The reply should be one number: how many lines of the data below contain "optimized".

Web page and app entries
#####
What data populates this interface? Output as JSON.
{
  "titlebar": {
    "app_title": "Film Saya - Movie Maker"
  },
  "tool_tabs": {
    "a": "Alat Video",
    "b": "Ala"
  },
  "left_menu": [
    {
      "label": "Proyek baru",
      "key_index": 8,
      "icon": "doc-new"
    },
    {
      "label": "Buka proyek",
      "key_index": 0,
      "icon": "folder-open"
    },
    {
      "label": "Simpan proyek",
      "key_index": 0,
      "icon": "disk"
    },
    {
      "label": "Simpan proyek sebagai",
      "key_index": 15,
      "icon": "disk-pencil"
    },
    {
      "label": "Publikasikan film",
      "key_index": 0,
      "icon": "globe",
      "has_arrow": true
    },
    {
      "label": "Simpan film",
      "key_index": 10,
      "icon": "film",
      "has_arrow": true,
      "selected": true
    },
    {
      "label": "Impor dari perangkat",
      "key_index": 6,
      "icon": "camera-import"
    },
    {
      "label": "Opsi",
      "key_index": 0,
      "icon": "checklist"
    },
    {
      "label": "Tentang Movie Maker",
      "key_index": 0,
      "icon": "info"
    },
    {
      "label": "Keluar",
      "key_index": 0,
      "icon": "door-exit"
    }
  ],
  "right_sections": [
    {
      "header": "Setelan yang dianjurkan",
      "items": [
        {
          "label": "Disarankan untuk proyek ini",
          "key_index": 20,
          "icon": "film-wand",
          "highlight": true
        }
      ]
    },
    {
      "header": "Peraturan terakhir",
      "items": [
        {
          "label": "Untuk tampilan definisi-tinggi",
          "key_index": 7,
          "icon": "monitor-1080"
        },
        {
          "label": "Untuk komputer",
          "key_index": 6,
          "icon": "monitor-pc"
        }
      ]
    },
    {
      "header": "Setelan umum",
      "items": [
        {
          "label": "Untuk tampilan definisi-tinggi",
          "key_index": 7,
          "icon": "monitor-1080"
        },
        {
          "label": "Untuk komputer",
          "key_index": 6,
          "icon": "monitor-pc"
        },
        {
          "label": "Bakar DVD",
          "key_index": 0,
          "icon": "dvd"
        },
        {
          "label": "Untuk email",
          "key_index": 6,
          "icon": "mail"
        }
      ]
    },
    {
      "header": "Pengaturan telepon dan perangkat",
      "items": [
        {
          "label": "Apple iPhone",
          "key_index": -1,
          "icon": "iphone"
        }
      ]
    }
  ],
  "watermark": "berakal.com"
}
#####
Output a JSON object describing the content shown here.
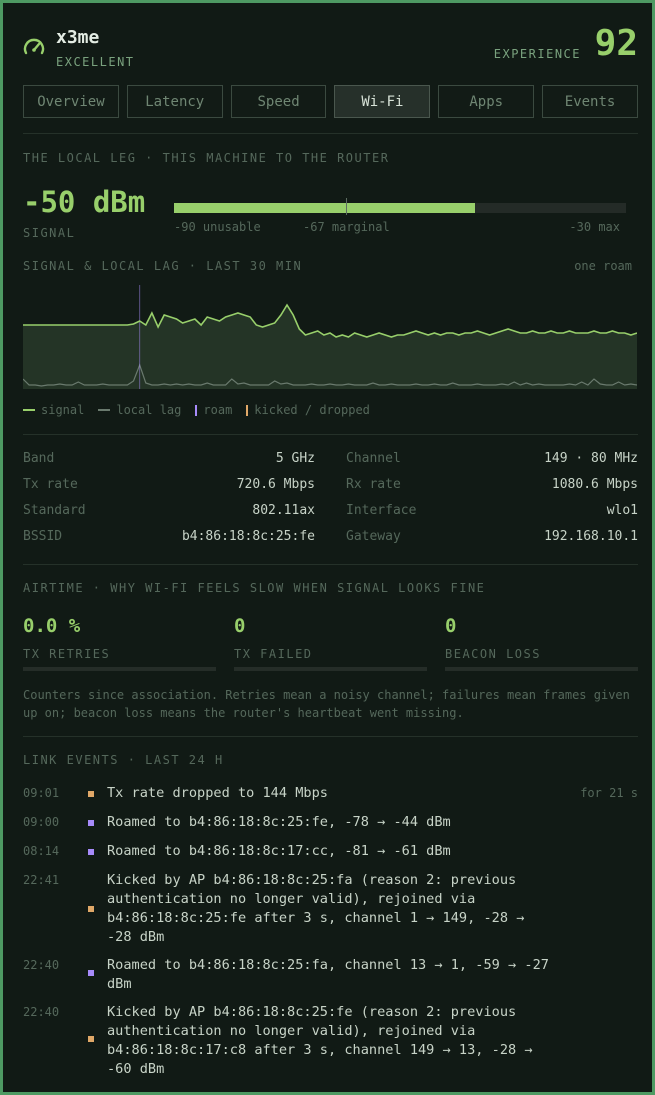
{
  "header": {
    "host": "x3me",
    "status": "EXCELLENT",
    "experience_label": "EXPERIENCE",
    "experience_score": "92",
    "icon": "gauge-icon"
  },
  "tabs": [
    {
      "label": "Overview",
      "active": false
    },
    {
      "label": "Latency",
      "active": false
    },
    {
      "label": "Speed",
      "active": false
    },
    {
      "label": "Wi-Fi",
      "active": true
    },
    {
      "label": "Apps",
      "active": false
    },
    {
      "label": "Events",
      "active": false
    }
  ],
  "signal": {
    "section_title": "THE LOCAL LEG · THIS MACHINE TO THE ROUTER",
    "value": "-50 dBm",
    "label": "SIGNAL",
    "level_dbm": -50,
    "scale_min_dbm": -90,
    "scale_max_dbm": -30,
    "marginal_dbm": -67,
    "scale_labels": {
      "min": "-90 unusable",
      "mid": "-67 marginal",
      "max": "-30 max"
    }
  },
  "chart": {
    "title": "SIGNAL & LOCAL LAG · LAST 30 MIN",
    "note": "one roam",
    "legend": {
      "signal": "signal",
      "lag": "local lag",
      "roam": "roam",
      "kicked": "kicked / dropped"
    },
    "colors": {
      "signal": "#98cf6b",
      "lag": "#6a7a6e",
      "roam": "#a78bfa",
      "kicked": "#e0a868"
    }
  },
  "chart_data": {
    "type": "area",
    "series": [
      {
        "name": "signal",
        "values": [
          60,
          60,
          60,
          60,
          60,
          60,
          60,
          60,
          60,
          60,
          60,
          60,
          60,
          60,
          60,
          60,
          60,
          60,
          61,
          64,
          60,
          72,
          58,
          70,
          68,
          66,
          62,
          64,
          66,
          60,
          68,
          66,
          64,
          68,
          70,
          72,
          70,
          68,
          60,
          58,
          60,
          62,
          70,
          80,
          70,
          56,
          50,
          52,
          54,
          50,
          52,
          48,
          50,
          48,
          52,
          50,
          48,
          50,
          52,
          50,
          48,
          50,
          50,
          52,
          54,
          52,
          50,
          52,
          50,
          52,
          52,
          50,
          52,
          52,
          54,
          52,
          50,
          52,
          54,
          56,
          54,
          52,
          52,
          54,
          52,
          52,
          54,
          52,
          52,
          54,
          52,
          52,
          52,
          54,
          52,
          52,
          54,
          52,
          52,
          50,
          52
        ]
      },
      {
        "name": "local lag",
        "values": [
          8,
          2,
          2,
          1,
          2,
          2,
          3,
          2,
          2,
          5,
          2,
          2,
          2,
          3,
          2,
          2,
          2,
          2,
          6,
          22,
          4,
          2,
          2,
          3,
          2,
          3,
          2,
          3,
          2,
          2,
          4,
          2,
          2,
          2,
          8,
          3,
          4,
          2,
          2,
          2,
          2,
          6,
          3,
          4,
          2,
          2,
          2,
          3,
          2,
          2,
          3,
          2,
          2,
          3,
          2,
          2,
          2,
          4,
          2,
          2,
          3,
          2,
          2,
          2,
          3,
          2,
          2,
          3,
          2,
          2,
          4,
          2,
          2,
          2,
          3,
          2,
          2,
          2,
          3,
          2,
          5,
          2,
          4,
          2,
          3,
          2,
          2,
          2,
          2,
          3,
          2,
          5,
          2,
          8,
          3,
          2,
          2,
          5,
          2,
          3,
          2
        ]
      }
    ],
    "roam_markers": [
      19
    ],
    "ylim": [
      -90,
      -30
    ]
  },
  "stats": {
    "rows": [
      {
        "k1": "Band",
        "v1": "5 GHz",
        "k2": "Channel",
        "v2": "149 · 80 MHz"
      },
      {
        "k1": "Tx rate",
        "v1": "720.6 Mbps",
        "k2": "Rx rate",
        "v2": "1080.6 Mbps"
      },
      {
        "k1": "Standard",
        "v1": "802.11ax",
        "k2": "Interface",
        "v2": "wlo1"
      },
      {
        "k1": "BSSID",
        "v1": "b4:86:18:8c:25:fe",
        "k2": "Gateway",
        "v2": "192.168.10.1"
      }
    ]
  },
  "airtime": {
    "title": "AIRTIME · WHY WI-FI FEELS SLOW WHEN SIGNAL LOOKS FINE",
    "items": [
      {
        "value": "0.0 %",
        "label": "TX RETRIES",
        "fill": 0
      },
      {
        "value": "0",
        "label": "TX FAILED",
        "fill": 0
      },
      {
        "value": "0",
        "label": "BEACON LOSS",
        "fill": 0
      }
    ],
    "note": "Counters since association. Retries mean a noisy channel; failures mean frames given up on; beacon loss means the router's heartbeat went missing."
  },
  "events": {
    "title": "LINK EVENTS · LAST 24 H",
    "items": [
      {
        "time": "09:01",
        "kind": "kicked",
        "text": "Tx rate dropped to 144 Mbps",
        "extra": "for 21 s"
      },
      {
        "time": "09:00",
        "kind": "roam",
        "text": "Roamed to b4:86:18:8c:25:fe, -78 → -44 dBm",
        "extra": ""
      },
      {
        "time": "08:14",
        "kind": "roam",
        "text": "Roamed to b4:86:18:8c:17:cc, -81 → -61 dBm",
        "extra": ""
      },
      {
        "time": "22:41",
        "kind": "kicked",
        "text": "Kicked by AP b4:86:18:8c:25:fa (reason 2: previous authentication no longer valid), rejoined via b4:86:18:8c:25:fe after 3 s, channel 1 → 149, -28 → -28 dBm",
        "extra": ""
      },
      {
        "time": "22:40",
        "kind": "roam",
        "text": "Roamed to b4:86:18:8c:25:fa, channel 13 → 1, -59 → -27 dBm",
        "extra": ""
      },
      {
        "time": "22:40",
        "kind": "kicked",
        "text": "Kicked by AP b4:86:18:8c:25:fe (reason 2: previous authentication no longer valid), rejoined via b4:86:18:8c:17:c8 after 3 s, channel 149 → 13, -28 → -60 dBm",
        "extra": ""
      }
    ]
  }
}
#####
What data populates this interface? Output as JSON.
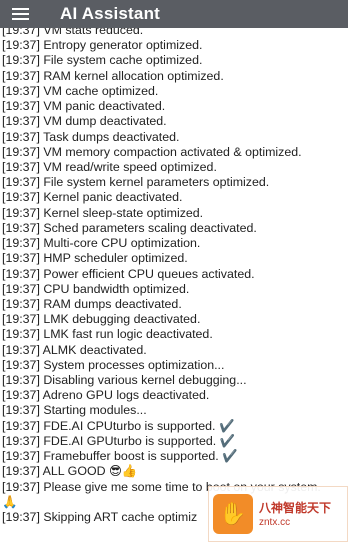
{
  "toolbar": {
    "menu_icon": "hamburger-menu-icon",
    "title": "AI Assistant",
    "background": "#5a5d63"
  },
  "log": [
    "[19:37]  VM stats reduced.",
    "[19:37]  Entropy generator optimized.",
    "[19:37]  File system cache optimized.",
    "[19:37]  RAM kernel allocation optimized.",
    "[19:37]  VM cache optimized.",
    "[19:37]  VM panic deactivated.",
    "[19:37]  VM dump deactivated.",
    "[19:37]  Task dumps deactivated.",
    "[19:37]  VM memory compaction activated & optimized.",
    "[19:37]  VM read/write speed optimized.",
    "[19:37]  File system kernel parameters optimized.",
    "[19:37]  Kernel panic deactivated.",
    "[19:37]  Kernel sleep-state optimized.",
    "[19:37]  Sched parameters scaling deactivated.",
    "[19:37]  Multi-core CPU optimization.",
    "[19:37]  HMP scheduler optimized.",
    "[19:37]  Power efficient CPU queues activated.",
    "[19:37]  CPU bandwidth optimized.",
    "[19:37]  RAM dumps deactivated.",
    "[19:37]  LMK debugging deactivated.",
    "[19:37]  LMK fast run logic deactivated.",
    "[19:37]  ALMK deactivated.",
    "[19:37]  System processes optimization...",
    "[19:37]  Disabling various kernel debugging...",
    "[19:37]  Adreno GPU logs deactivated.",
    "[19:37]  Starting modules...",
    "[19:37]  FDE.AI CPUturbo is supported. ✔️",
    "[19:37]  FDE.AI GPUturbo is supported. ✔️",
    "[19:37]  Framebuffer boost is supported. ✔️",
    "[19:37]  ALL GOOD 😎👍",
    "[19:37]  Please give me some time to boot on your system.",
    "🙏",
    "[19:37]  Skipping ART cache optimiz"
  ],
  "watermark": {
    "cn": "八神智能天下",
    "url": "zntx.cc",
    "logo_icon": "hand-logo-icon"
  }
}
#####
Answer to the problem — 10